Kanye, Maun, Gantsi, Sua, Selebi Phikwe, Gaborone and Francistown among centres of population that have embraced hockey but a development programme that includes schools needs public and private sector backing
Botswana’s hockey is progressing development-wise, Head Coach and Chairperson of Basil Hockey Club Thoriso Bogwasi has told this publication.
According to Bogwasi who was speaking to this publication in a telephone interview, there is an increasing number of regions embracing the sport, including Kanye, Maun, Gantsi, Sua, Selebi Phikwe, Gaborone and Francistown. It came to light in the interview that while there has been commendable progress, there remains a resounding call for greater support and investment in the sport.
“We are not jumping for joy,” stated Bogwasi, reflecting on the current state of hockey in the country. “There is still more that can be done to support the sport.”
He emphasised the need for heightened involvement from both the government and the private sector, stressing the necessity for increased investments to propel the sport further. Particularly, the absence of a national junior league raises concerns, with Bogwasi underlining the league’s potential in nurturing the skills of young players and fostering healthy competition nationwide.
But despite these challenges, under Bogwasi’s leadership Basil Hockey Club has been actively contributing to growth of the sport. Initiatives such as coaching clinics for children, collaborations with schools to introduce hockey, and participation in international tournaments illustrate their commitment to nurturing a vibrant hockey community in Botswana.
“We are optimistic about the future of hockey in Botswana,” Bogwasi said. “The sport has the potential to be a source of national pride and to bring success to our country.”
Additionally, to help promote hockey in Botswana, Bogwasi noted that his club has formed relations with Eswatini, South Africa, and Namibia hockey communities. “We have a junior programme that is majority girls and hope to grow to have full teams that can join the seniors or tours and tournaments,” he said.

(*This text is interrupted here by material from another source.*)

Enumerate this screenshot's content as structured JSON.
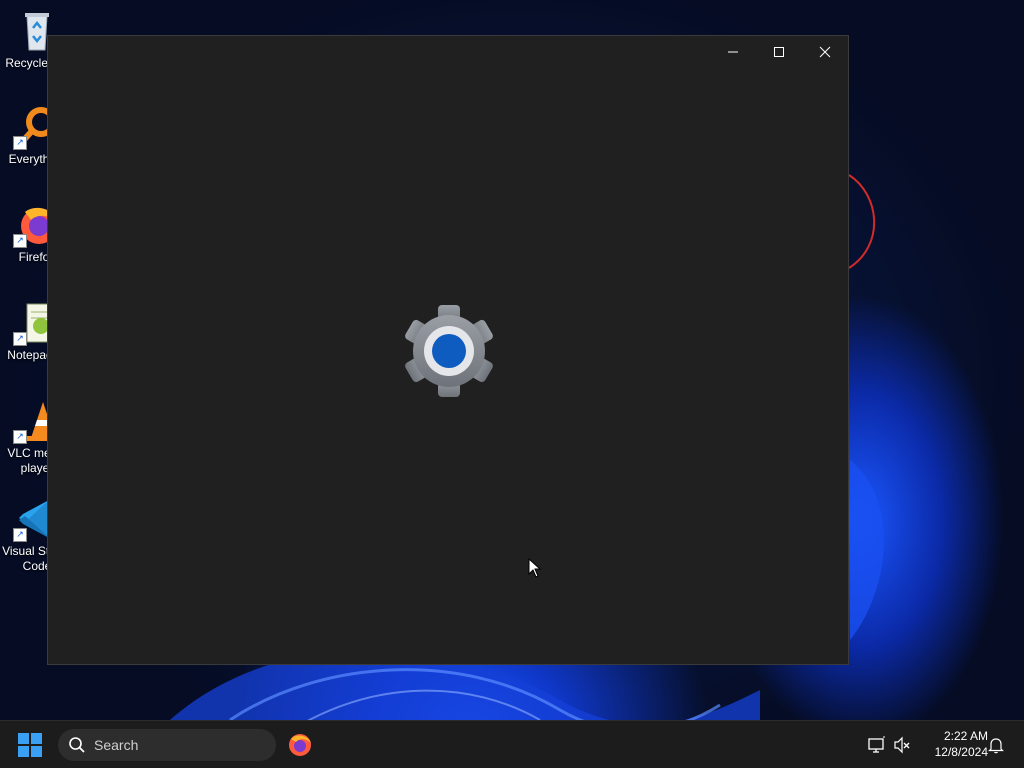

“We are excited about the potential of these relationships to help us grow and develop hockey in Botswana. We are also committed to promoting hockey among girls and young women, and we are hopeful that our junior programme will continue to grow and provide opportunities for them to play and develop their skills.”
Acknowledging the transformative power of the sport, Bogwasi expressed gratitude to the parents who recognise the opportunities hockey presents for their children. Encouraging further support from the sporting community, he emphasised the inclusivity and transformative potential of hockey for individuals of all ages and backgrounds.